WASHINGTON--Maybe pragmatism isn't enough after all.
President Obama regularly speaks disdainfully of "ideology," says he is focused only on "what works," and loves to be described as "pragmatic."
Well, sure. No one ever admits to being an ideologue, and as historian Arthur Schlesinger Jr. observed many years ago, democratic government should be about "the search for remedy."
But there comes a time when first principles need to be articulated. The economic crisis has let loose a furious philosophical debate over the meltdown, its causes and its cures. Conservatives have entered this fight with guns blazing while progressives have hidden behind a Maginot Line armed only with the word "pragmatism."
This is surprising. Not for 80 years has there been a more opportune time to make the case for the bankruptcy of conservative ideas because the economic downturn came after nearly every conservative nostrum had become national policy.
Deregulating the financial markets, we were told, would do wonders for growth, as would slashing the income taxes of the wealthy and levies on capital gains and dividends. We were urged to trust the Wall Street wizards creating those innovative financial instruments and to believe that jacking up CEO pay relative to everyone else's would be splendid for corporate performance. Don't worry, we were assured, about rising inequalities.
And it has all come crashing down.
Conservatives know that if the narrative I just offered takes hold, they and their ideas will be forced into the wilderness for a generation or more. So they are shrewdly changing the story line, trying to pretend that the last eight years or even the last 30 years don't matter. They are trying to blame everything on Obama policies that have been operational for just a few weeks. And they are fighting for keeps.
They are right to do so, because ideologically, the country is now on a knife-edge. The conventional view, pushed hard by conservatives, is that we are a "center-right" nation because polls tend to show that there are roughly three conservatives for every two liberals, with the rest of the country in the middle.
But a new report released Wednesday by the Center for American Progress suggests a more complicated and interesting picture. Rather than rely on the three-way liberal/moderate/conservative ideological matrix, the center's poll offered respondents five choices: the old three, plus "progressive" and "libertarian."
The result: 36 percent of Americans say they are conservative or libertarian--all but 2 percent of these are conservatives -- while 31 percent are liberal or progressive, split roughly evenly between the two groups. Moderates (and a small number who picked some other label) accounted for 31 percent.
The researchers then pressed moderates to choose up sides.

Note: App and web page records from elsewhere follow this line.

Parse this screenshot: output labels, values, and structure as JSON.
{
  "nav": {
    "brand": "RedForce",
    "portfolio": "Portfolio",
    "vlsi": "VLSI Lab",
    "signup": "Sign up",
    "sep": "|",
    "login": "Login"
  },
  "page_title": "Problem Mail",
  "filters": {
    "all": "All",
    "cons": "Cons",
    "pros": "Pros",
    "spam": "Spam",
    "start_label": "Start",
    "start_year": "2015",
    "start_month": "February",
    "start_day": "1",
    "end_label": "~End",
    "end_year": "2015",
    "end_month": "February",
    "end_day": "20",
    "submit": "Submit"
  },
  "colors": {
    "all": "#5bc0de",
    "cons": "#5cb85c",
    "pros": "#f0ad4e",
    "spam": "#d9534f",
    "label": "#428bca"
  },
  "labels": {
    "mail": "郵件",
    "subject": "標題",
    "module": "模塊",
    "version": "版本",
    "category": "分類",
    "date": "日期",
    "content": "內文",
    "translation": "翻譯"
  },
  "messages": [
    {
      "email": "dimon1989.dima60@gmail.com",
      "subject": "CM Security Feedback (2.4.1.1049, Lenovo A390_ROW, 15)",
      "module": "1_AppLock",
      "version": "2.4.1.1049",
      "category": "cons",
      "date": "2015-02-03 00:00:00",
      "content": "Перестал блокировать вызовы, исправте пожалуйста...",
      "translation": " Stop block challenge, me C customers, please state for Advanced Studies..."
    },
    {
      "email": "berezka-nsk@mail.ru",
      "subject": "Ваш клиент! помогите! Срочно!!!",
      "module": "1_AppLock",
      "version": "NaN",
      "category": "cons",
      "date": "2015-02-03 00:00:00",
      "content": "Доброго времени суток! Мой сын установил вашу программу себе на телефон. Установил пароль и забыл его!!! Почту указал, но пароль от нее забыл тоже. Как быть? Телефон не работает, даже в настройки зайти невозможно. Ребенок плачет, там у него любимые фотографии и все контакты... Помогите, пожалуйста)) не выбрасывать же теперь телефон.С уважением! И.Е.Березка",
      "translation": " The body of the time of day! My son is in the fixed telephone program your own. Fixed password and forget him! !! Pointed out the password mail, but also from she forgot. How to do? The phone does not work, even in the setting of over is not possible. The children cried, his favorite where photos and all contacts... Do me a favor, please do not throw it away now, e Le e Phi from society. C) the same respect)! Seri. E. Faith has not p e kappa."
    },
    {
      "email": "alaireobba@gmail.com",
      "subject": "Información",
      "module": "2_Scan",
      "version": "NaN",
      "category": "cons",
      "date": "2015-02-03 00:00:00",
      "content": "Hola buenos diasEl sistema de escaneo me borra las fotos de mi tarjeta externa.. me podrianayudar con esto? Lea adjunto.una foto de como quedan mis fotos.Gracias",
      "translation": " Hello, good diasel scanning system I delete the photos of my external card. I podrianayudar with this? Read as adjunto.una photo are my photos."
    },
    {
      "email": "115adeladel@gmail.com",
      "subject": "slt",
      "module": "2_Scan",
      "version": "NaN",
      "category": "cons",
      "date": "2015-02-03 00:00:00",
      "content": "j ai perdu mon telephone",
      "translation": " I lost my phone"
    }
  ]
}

When their choices were added to the others, the result was a nation split in half: 48 percent conservative or libertarian, 47 percent liberal or progressive.
Analyzing a long list of questions about specific issues, the center's researchers concluded that Americans are "solidly center-left in their ideas about (the) role of government, the economy and domestic politics and somewhat less so on cultural and social issues."
Certain conservative themes, notably fears that government spending is "wasteful and inefficient," remain powerful. "People are quite capable of believing in the need for government investments in education, health and other areas and also believing that government wastes money," said Ruy Teixeira, a senior fellow at the center-left think tank.
The downturn, he added, makes Americans more open to arguments on behalf of "a positive role for government" than they have been for a long time. And it is precisely because of the public's ideological ambivalence that liberals and progressives need to press their larger arguments on behalf of more economic equality, in defense of government's necessary role, and against utopian views of what unfettered capitalism can achieve.
The survey found another important ambivalence: sympathy for free market capitalism in the abstract, but skepticism about the rich and the rewards they reap. The Obama administration is courting danger if it does not offer a clear moral and philosophical analysis of what went wrong in the economy--and an understandable case for what it's doing to fix things.
The worst outcome for Obama would be for the public to see his bank rescue efforts as a colossally inefficient waste of money and as an attempt to rescue the financiers from their own foolishness and greed. This would tag the president with the least popular aspects of both liberalism and conservatism. There would be nothing pragmatic about that.E.J. Dionne, Jr. is the author of the recently published . He is a columnist, a senior fellow at the Brookings Institution, and a professor at Georgetown University.
By E.J. Dionne, Jr.